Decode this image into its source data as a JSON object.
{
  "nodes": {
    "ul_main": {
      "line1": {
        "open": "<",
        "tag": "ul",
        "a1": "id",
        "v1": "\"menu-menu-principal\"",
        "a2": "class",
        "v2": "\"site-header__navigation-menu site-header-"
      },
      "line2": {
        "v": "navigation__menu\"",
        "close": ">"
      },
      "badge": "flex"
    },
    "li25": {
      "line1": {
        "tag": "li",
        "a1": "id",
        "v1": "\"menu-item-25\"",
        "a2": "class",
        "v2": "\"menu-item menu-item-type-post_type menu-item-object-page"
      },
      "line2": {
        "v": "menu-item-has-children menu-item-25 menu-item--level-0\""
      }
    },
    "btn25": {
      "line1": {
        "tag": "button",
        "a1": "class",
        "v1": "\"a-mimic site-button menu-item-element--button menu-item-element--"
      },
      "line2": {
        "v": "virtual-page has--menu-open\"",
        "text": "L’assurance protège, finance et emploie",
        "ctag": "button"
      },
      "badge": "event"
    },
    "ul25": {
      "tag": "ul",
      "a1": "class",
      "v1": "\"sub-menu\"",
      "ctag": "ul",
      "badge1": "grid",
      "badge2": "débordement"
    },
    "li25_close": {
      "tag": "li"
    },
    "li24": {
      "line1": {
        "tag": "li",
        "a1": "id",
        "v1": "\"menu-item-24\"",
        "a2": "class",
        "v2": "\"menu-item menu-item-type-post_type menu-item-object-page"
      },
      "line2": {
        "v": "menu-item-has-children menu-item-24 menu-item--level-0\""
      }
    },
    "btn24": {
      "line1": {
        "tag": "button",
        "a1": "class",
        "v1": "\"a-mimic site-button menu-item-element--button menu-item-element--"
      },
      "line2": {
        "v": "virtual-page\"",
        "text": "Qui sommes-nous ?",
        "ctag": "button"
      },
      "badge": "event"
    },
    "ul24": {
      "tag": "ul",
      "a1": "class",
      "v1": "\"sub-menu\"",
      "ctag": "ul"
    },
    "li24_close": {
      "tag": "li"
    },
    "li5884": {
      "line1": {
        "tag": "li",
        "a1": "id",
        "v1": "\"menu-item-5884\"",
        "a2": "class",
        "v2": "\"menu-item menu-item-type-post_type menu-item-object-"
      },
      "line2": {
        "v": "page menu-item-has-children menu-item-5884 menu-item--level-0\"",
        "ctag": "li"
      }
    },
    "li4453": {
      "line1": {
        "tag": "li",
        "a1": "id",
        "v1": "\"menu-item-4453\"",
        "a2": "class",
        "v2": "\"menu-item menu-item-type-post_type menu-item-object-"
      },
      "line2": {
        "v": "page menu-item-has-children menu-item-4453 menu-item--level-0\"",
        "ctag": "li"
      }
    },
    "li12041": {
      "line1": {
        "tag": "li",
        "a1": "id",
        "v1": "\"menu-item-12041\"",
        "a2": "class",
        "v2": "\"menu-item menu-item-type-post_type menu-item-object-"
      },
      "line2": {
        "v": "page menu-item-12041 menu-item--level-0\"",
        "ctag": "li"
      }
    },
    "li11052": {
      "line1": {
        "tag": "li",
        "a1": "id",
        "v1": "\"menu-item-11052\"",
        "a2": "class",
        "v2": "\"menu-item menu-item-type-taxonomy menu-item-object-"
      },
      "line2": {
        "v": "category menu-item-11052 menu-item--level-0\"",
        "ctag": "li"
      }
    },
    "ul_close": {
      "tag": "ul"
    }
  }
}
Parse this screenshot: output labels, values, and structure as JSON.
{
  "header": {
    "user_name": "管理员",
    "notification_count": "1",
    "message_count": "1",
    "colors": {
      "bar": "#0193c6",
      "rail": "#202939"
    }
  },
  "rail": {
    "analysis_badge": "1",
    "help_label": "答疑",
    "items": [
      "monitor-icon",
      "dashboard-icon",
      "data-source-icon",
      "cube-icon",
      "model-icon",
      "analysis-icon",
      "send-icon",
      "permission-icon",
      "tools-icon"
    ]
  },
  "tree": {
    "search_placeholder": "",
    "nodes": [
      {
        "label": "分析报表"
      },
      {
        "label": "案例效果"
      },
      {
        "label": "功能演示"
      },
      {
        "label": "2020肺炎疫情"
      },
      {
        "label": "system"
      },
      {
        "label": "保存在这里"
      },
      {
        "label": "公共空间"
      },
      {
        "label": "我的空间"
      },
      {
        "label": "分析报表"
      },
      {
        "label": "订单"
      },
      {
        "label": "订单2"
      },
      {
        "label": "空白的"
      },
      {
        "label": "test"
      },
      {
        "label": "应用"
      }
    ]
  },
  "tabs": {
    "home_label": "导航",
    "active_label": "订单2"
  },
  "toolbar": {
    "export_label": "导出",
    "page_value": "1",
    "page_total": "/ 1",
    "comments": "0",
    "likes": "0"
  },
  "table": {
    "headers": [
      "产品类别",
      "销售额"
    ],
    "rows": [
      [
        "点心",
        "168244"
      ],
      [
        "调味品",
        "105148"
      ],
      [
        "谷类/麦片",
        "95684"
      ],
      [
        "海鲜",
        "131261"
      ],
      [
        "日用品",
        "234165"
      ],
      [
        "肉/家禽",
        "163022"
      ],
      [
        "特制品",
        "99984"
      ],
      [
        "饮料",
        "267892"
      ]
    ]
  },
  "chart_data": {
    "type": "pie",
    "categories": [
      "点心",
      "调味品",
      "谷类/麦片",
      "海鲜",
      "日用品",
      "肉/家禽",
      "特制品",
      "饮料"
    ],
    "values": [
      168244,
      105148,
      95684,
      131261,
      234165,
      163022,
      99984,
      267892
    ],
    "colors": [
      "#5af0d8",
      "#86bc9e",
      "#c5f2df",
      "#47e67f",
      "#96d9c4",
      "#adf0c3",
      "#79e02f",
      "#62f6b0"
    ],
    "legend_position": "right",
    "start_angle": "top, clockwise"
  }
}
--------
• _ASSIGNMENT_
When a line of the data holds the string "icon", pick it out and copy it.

• _REPLY_
      "monitor-icon",
      "dashboard-icon",
      "data-source-icon",
      "cube-icon",
      "model-icon",
      "analysis-icon",
      "send-icon",
      "permission-icon",
      "tools-icon"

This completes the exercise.